Canada's Disability Tax Credit
Every year Peter Julian, New Westminster's MP, puts on a Town Hall about what money and tax deductions are available for disabled people: The reason that he does this? It's because the federal government doesn't want to tell anybody. The federal help can be a significant amount adding up to a reasonable nest egg for someone with disabilities and considerable tax deductions. Prime Minister Harper stopped the dissemination of this information while in office, and Prime Minister Trudeau has continued in his footsteps. So Peter Julian has taken on the task with bootlegged information from disgruntled CRA employees, who believe the information should be out there...after all, the disabled are entitled to it, in fact, need it.
On March 6th, a hundred people attended his virtual Town Hall to get this information, mostly people from his constituency, but people from as far away at the Kootenays and the Interior.of BC. After,he will send the video presentation to anyone who asks, and his office willingly helps constituents find their way around the rules for getting the Disability Tax Credit and related concerns.
The Disability Tax Credit, if one qualifies, can amount to $1000 or more a year, but it is of little consequence for the disabled person who is low-income and pays little tax.

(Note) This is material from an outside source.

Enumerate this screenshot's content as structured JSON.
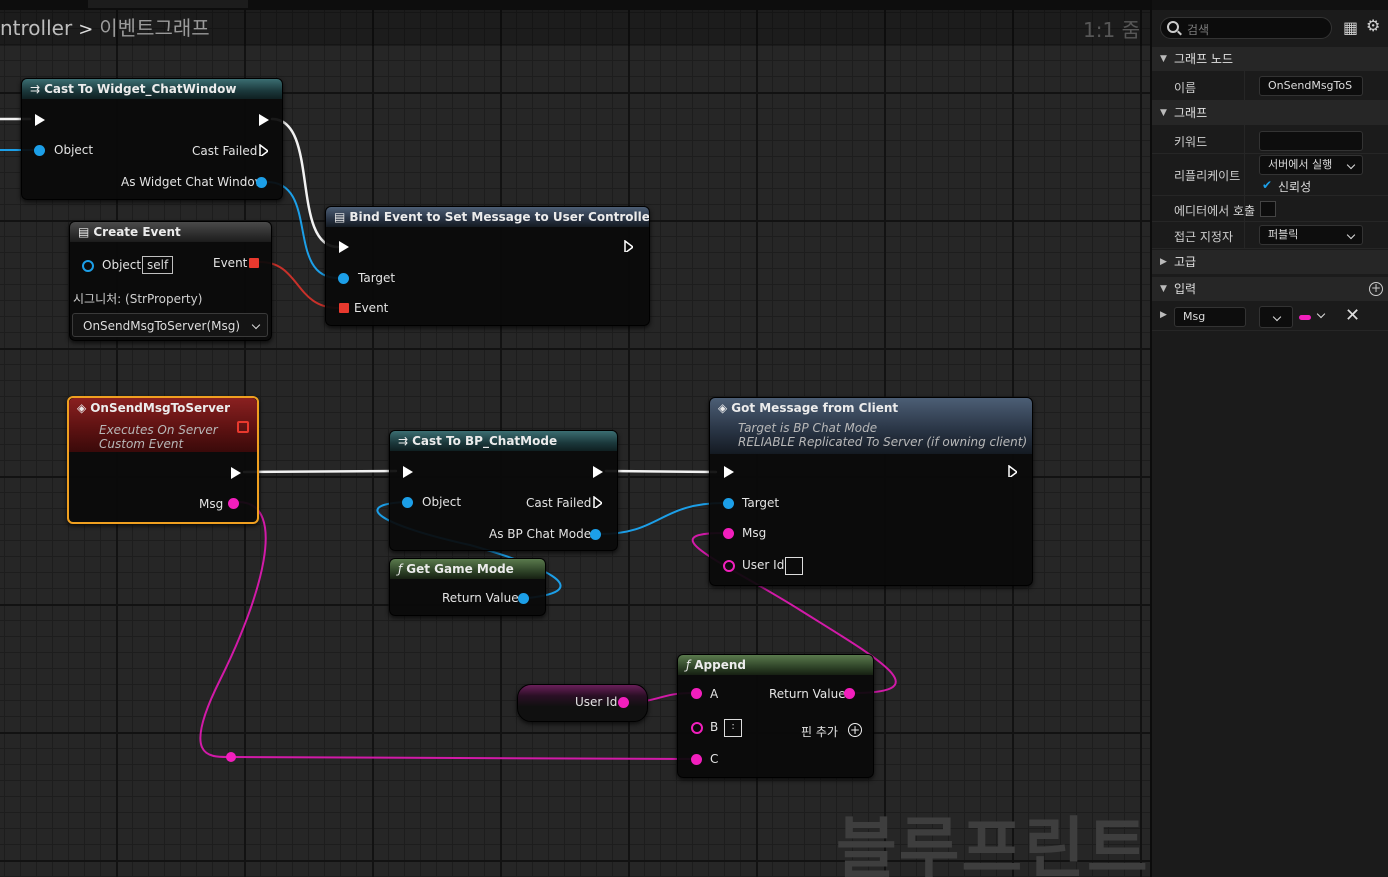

However, the tax credit can be transferred to a spouse or common-law partner as long as that person lives under the same roof. It can also be retroactive up to 10 years depending on when one becomes disabled. Peter Julian says that the NDP is pushing hard to make this tax credit “refundable”, which means that the recipient can get the money in hand. Since many disabled people are low-income, this change would be important. However, it hasn't happened yet.
To get the Disability Tax Credit, it has to be deemed that one has difficulty performing any of the usual daily activities; for example, one is unable to easily speak, feed, dress, walk, eliminate or has mental issues making it difficult to function. If the would-be applicant can do all these things but it takes at least 3X longer to perform any task than the norm - even with therapy, medical devices and medicines - then you can qualify. One has to get a T2201 form from the Canada Revenue Service or Peter Julian's constituency office and your doctor or relevant health professional has to sign off. If you application is rejected, the office staff will help you to appeal your case.

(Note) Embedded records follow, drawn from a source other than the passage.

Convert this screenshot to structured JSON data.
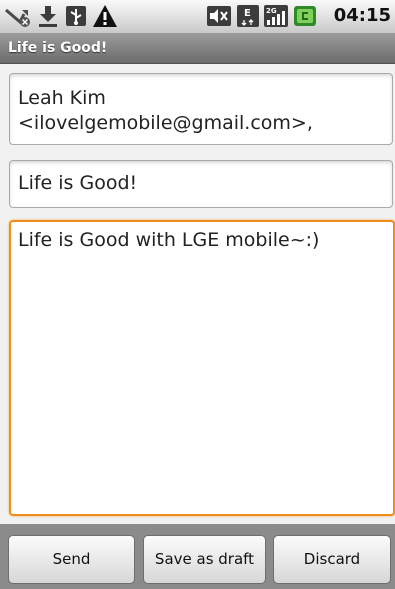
{
  "status_bar": {
    "time": "04:15",
    "icons": [
      "missed-call-icon",
      "download-icon",
      "usb-icon",
      "warning-icon",
      "mute-icon",
      "edge-data-icon",
      "signal-2g-icon",
      "battery-charging-icon"
    ]
  },
  "title_bar": {
    "title": "Life is Good!"
  },
  "compose": {
    "to_value": "Leah Kim <ilovelgemobile@gmail.com>,",
    "subject_value": "Life is Good!",
    "body_value": "Life is Good with LGE mobile~:)"
  },
  "actions": {
    "send_label": "Send",
    "save_draft_label": "Save as draft",
    "discard_label": "Discard"
  },
  "colors": {
    "focus": "#f08c1a",
    "button_bar": "#8b8b8b"
  }
}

Another program is the Registered Disability Savings Plan (RDSP). To make use of this financial instrument, one has had to qualify for the above-mentioned tax credit. He said that many banks and credit unions do not know about this financial instrument so you need to find one that does. There are two programs under which you can save money using this program. There is the Canada Disability Savings Grant and the Canada Disabilities Savings Bond. The grant can be quite lucrative as the government will match funds put into the RDSP, from $100 to $300 per year, depending on the family income; that can add up to as much as $70,000 over time. The government will only pay into the RDSP until one becomes age 49. In the Saving Bond program, the Federal government will pay $100 to $300 a year up to $20,000 and again, the cut-off for contributions is age 49.

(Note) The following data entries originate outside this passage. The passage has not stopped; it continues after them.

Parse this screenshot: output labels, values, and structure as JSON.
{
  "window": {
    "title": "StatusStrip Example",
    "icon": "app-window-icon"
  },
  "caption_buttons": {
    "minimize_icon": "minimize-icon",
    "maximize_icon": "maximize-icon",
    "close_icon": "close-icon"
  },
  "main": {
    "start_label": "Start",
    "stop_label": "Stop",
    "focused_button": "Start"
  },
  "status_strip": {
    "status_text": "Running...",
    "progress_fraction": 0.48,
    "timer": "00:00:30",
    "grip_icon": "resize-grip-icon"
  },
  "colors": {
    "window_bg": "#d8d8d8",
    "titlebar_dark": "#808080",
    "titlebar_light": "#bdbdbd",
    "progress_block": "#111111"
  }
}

Peter Julian also goes through the many medical expense deductions that one can claim on income tax including some that are not well known. For example, if one buys a van modified for your disability, the government will pay 20% of the cost. They will pay $2000 if you have to move to a place that is more accessible for your needs. There are many other deductions that one can take advantage of as he explains in detail at the Town Hall.
This Town Hall is chock full of information, and Peter Julian implores people to share this information far and wide. It is so needed.
By: Susan Millar